- Return and refund policy: A set of guidelines that outline a company's procedures for handling customer returns and issuing refunds. This can include information on the conditions under which products can be returned, who pays for return shipping, and how refunds are issued.
- Tracking number: A unique number assigned to a package or shipment for the purpose of tracking its progress during transit. This number can be used to track the package online, and can provide information on the package's location and expected delivery date.
- Bill of Lading (BOL): A document that serves as a contract between a shipper and a carrier and acts as a receipt for goods being shipped. This document provides information such as the type and quantity of goods being shipped, the names of the shipper and receiver, and the shipping route. It also acts as a legal document that can be used to prove ownership of the goods.
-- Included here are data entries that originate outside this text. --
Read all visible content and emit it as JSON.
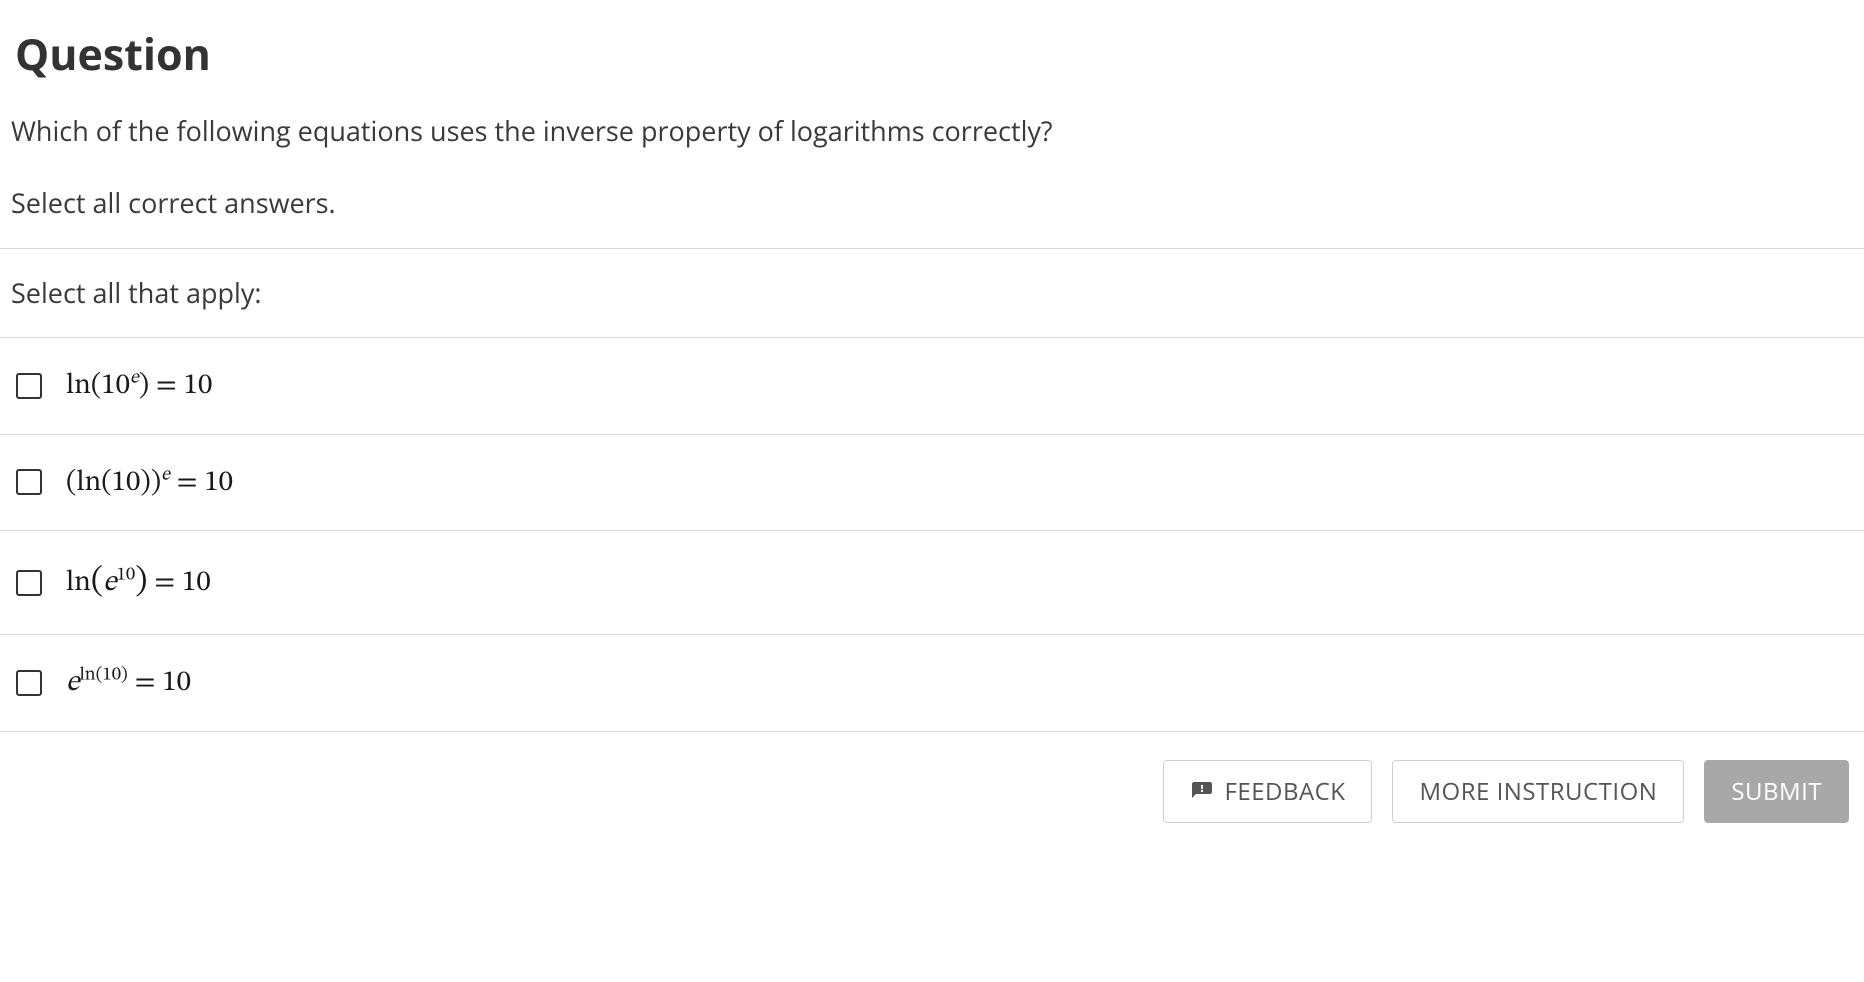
{
  "question": {
    "heading": "Question",
    "prompt": "Which of the following equations uses the inverse property of logarithms correctly?",
    "subprompt": "Select all correct answers.",
    "instruct": "Select all that apply:"
  },
  "options": [
    {
      "id": "opt-a",
      "latex": "ln(10^e) = 10"
    },
    {
      "id": "opt-b",
      "latex": "(ln(10))^e = 10"
    },
    {
      "id": "opt-c",
      "latex": "ln(e^{10}) = 10"
    },
    {
      "id": "opt-d",
      "latex": "e^{ln(10)} = 10"
    }
  ],
  "buttons": {
    "feedback": "FEEDBACK",
    "more": "MORE INSTRUCTION",
    "submit": "SUBMIT"
  }
}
- Fulfillment center: A warehouse or facility where orders are received, processed, and shipped. Fulfillment centers are designed to handle the storage, packaging, and shipping of products, and are often equipped with automated systems and technology to streamline these processes.
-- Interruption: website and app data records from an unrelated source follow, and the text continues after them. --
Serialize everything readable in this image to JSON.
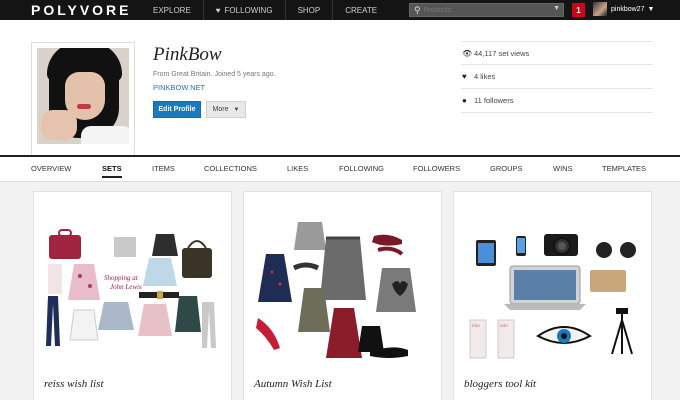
{
  "topbar": {
    "logo": "POLYVORE",
    "nav": [
      "EXPLORE",
      "FOLLOWING",
      "SHOP",
      "CREATE"
    ],
    "search_placeholder": "Products:",
    "notification_count": "1",
    "username": "pinkbow27"
  },
  "profile": {
    "name": "PinkBow",
    "meta": "From Great Britain. Joined 5 years ago.",
    "link": "PINKBOW.NET",
    "edit_label": "Edit Profile",
    "more_label": "More",
    "stats": [
      {
        "icon": "eye-icon",
        "text": "44,117 set views"
      },
      {
        "icon": "heart-icon",
        "text": "4 likes"
      },
      {
        "icon": "person-icon",
        "text": "11 followers"
      }
    ]
  },
  "tabs": [
    "OVERVIEW",
    "SETS",
    "ITEMS",
    "COLLECTIONS",
    "LIKES",
    "FOLLOWING",
    "FOLLOWERS",
    "GROUPS",
    "WINS",
    "TEMPLATES"
  ],
  "active_tab": "SETS",
  "sets": [
    {
      "title": "reiss wish list",
      "caption_line1": "Shopping at",
      "caption_line2": "John Lewis"
    },
    {
      "title": "Autumn Wish List"
    },
    {
      "title": "bloggers tool kit",
      "tag": "lala"
    }
  ],
  "colors": {
    "accent": "#1a7abf",
    "topbar": "#141414",
    "notification": "#d0021b"
  }
}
- Cross-docking: A logistics strategy where products are received at a warehouse and then immediately shipped out to another location, without being placed into inventory. This can help to reduce costs associated with storing and managing inventory, and can also help to speed up the delivery process.
- Packaging and labeling: The process of preparing products for shipment by wrapping, boxing, and labeling them with the necessary information such as shipping address, return address, and tracking number. This process is essential to ensure that orders are delivered to the correct address and that they can be tracked throughout the shipping process.
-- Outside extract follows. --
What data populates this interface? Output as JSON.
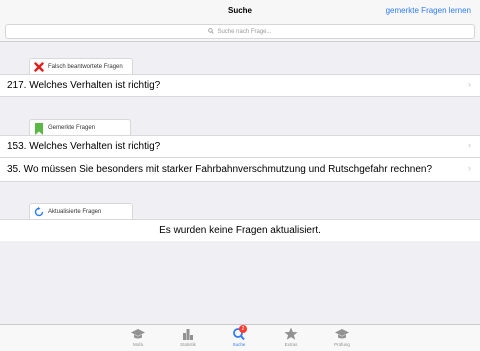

- Last Mile Delivery: The final step in the delivery process, when an order is delivered to the customer’s door or final destination. This is considered the most critical part of the delivery process as it directly affects customer satisfaction.
- Wave planning: The process of grouping orders together for picking and packing based on specific criteria such as delivery date, shipping carrier or location. This can help to increase efficiency and reduce costs by allowing multiple orders to be processed and shipped together.
- Split shipping: The process of shipping items from multiple locations to fulfill a single customer order. This can be used to speed up delivery times or to reduce shipping costs by shipping items from a warehouse closest to the customer.
- Consolidation: The process of combining multiple small shipments into one larger shipment to save on shipping costs. This can be done by grouping together orders from multiple customers or by combining multiple small orders from a single customer.
- Reverse logistics: The process of handling the return, repair, and disposal of products after they have been sold. This can include tasks such as inspecting returned products, processing refunds or exchanges, and disposing of damaged or unsellable items.
- EDI (Electronic Data Interchange): A standard format for electronic communication that allows different systems and software to exchange data and automate business processes such as ordering and invoicing. EDI can be used to automate order fulfillment processes, reduce errors and increase efficiency by eliminating the need for manual data entry.
In conclusion, understanding the key terms and concepts associated with order fulfillment and third-party logistics (3PL) is essential for effectively communicating with potential partners and making informed decisions about outsourcing your order fulfillment. Whether you're just starting out or looking to scale your business, having a solid understanding of terms such as inventory management, pick and pack, drop shipping, shipping carrier, and additional terms associated with 3PL providers like cross-docking and consolidation, will help you navigate the process and make the best decision for your business. This is everything you need to know with respect to terms when talking to a 3PL, and by familiarizing yourself with these terms, you'll be well-equipped to make the most of your eCommerce operations.